There was more action at Tuesday night's Geneva School Board meeting than you might find in a Laurel and Hardy two-reeler—much of it related to the fine mess we've gotten ourselves into with state funding, a real estate collapse and a 2007 referendum that has left the district deeply in debt and
Among the topics Tuesday night:
- Two parents talked about the crisis they see coming at Mill Creek Elementary School, where they said kindergarten and first-grade class sizes were reaching 27 or 28 students.
- School officials received "unprecedented" response regarding efforts to replace seats and repair the Geneva High School aditorium—and the board voted to take action Monday night.
- The School District received news that state pension costs likely will be transferred to the district. The bill would phase in the pension reform plan, starting in 2013-14.
- A presentation was made to , particularly in the area of special education, due in part to state mandates.
- It was revealed that the School District is required to pay for transportation of homeless students who have moved as far away as Hoffman Estates.
- Transportation and Operations & Maintenance budgets show expenditures going up in 2012-13, according to a preliminary budget report by Assistant Superintendent Donna Oberg.
- The School Board is grappling with how to sell the aging and mostly-vacant Coultrap building as well as 27 acres of property it owns on Brundige Road.
Each of these topics is worthy of its own headline—and many will get a headline or two in the coming days—but because of a Tuesday-afternoon press release on the 2007 enrollment issue, each story took the back-burner.

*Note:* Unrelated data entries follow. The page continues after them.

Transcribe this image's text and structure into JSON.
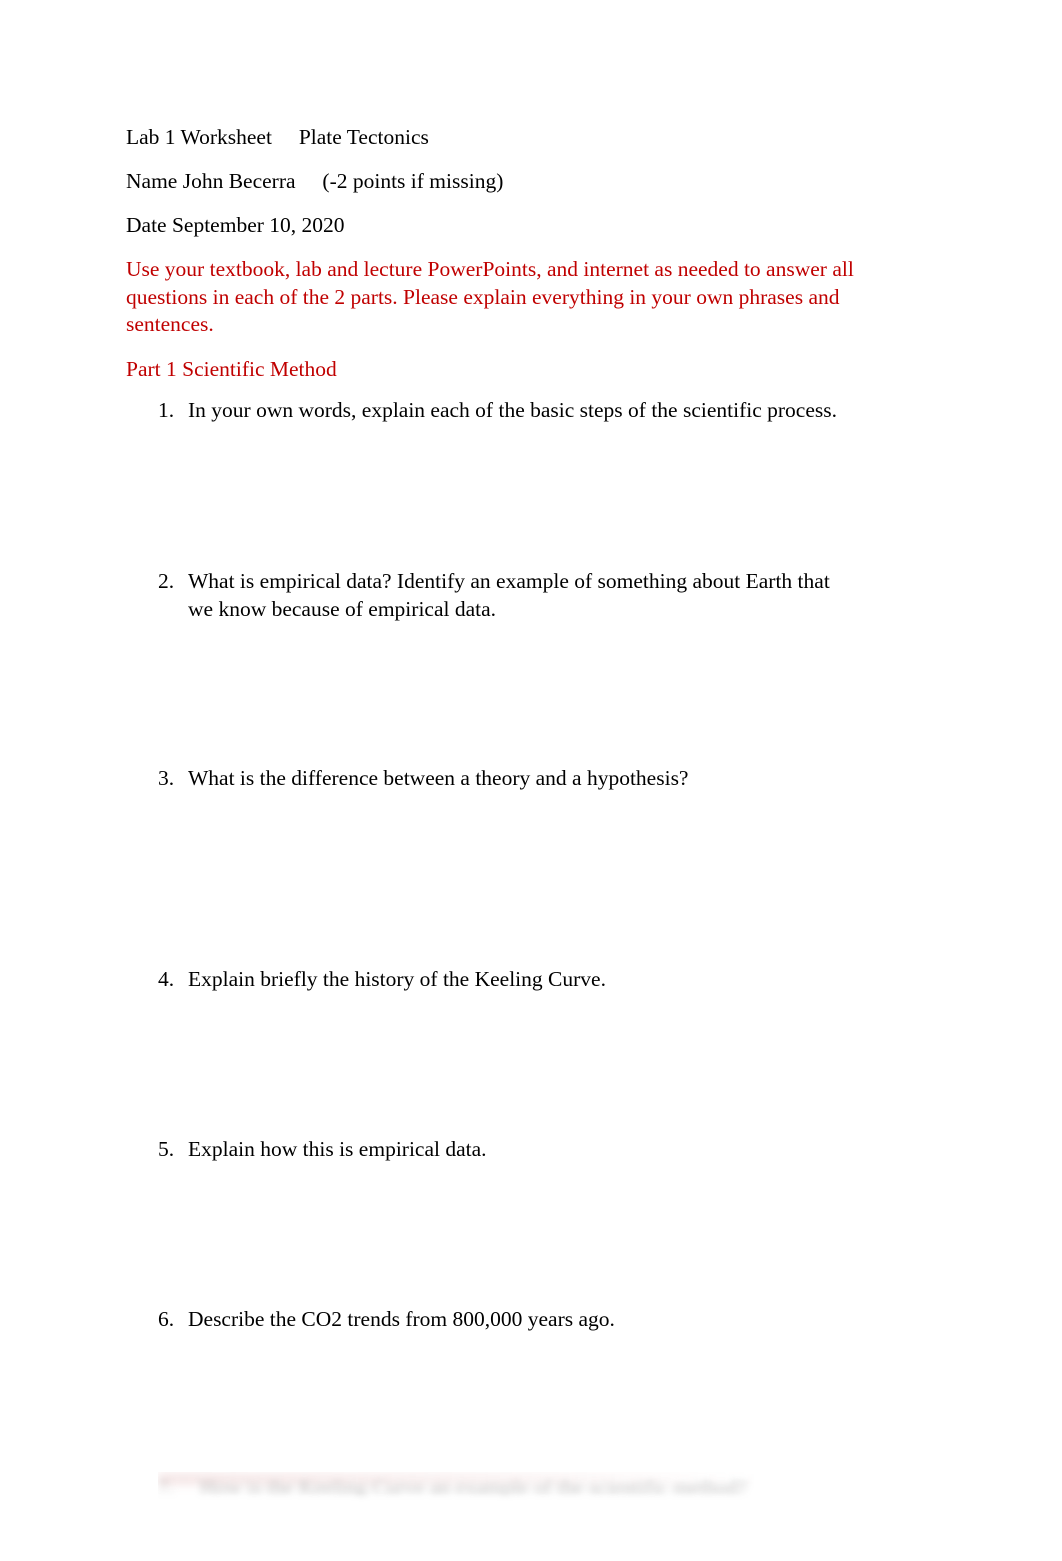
{
  "document": {
    "header_lines": [
      {
        "label": "Lab 1 Worksheet",
        "tab_text": "Plate Tectonics",
        "full": "Lab 1 Worksheet     Plate Tectonics"
      },
      {
        "label": "Name John Becerra",
        "tab_text": "(-2 points if missing)",
        "full": "Name John Becerra     (-2 points if missing)"
      },
      {
        "label": "Date September 10, 2020",
        "tab_text": "",
        "full": "Date September 10, 2020"
      }
    ],
    "instructions": "Use your textbook, lab and lecture PowerPoints, and internet as needed to answer all questions in each of the 2 parts.      Please explain everything in your own phrases and sentences.",
    "part_heading": "Part 1 Scientific Method",
    "questions": [
      {
        "number": "1.",
        "text": "In your own words, explain each of the basic steps of the scientific process."
      },
      {
        "number": "2.",
        "text": "What is empirical data? Identify an example of something about Earth that we know because of empirical data."
      },
      {
        "number": "3.",
        "text": "What is the difference between a theory and a hypothesis?"
      },
      {
        "number": "4.",
        "text": "Explain briefly the history of the Keeling Curve."
      },
      {
        "number": "5.",
        "text": "Explain how this is empirical data."
      },
      {
        "number": "6.",
        "text": "Describe the CO2 trends from 800,000 years ago."
      }
    ],
    "obscured_line": {
      "number": "7.",
      "text": "How is the Keeling Curve an example of the scientific method?",
      "state": "blurred"
    },
    "colors": {
      "text": "#000000",
      "accent_red": "#C00000",
      "page_background": "#FFFFFF"
    }
  }
}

The School Board moved up the meeting's first public comments session to the second agenda item, so the 5:17 p.m. e-mailed press release came up in the form of a question from the public rather than as an announcement by the board.
The stems from the recent release of a report by John Kasarda that showed enrollment projection numbers the consultant gave the district in 2006. Those numbers are lower than those presented to the public prior to a 2007 referendum that won permission to build two new schools.
"I’m here in regard to the May 26 Kane County Chronicle editorial regarding the referendum vote in 2006," resident Mark Ferguson said. "My concern is that there is no discussion as to how the numbers are inflated. I think that really does need to be addressed. I and my wife voted for the referendum. I worked for many years in making capital investment decisions for a large corporation, so I know the value of a dollar. As a taxpayer, I don’t want to vote for something under false conditions.
"There are a lot of silent people out there," he said. "They heard this, and it bothers them."
School Board President Mark Grosso responded that "the district did release additional information today. There is a release put online this afternoon. It’s available online right now.
"This board does not have any investigative powers other than looking at our own numbers and our own research," he said.
It basically says the enrollment projection numbers came from a variety of sources, including the Kasarda report, and that additional information sources indicated the Kasarda report's projections were low. The press release concludes that "nothing deceptive or unlawful was done in the process of the referendum campaign."
Another resident and a member of the Geneva Taxpayers for Accounable Controlled Spending (TaxFACTS) citizens group, Barry Bourdage, called the statement "a nonresponse."
Bourdage said the $80 million referendum only allowed the district to collect $52 million—and the additional $38 million debt is in the form of a note that is paid back at a 9 percent rate.
"It’s not ethical. It’s not moral. It is legal," he said. "I sure hope you take a look at what’s going on."
At the same meeting, the , took a look at preliminary budgets for Trasportation and Operations & Maintenance that called for spending increases and heard more hard news about unfunded state mandates.
"I look at this budget. I don’t see any cuts," Bourdage said. "How many people have seen a reduction in salary or no salary at all? I look at the salary list, and there are a lot of teachers making low or average salaries that are doing a great job. Why are we having a $140,000-a-year driver’s ed teacher?"
Garin Bergman told the board that Tuesday night was "my first board meeting." Bergman said he was moved to attend because of a recent property tax increase. His family is paying $16,000 a year in property taxes, with $10,000 going to the School District, he said.
The first installment of the Kane County property tax bill is due June 4.
"My friends and family cannot believe it," Begman said during a later comment period. "As I listen to this presentation and I don’t see any cuts, how can we do that? The people in the audience have tightened our belts. We don’t spend more, we spend less. I don’t see how we can continue as a school district to spend and spend and spend."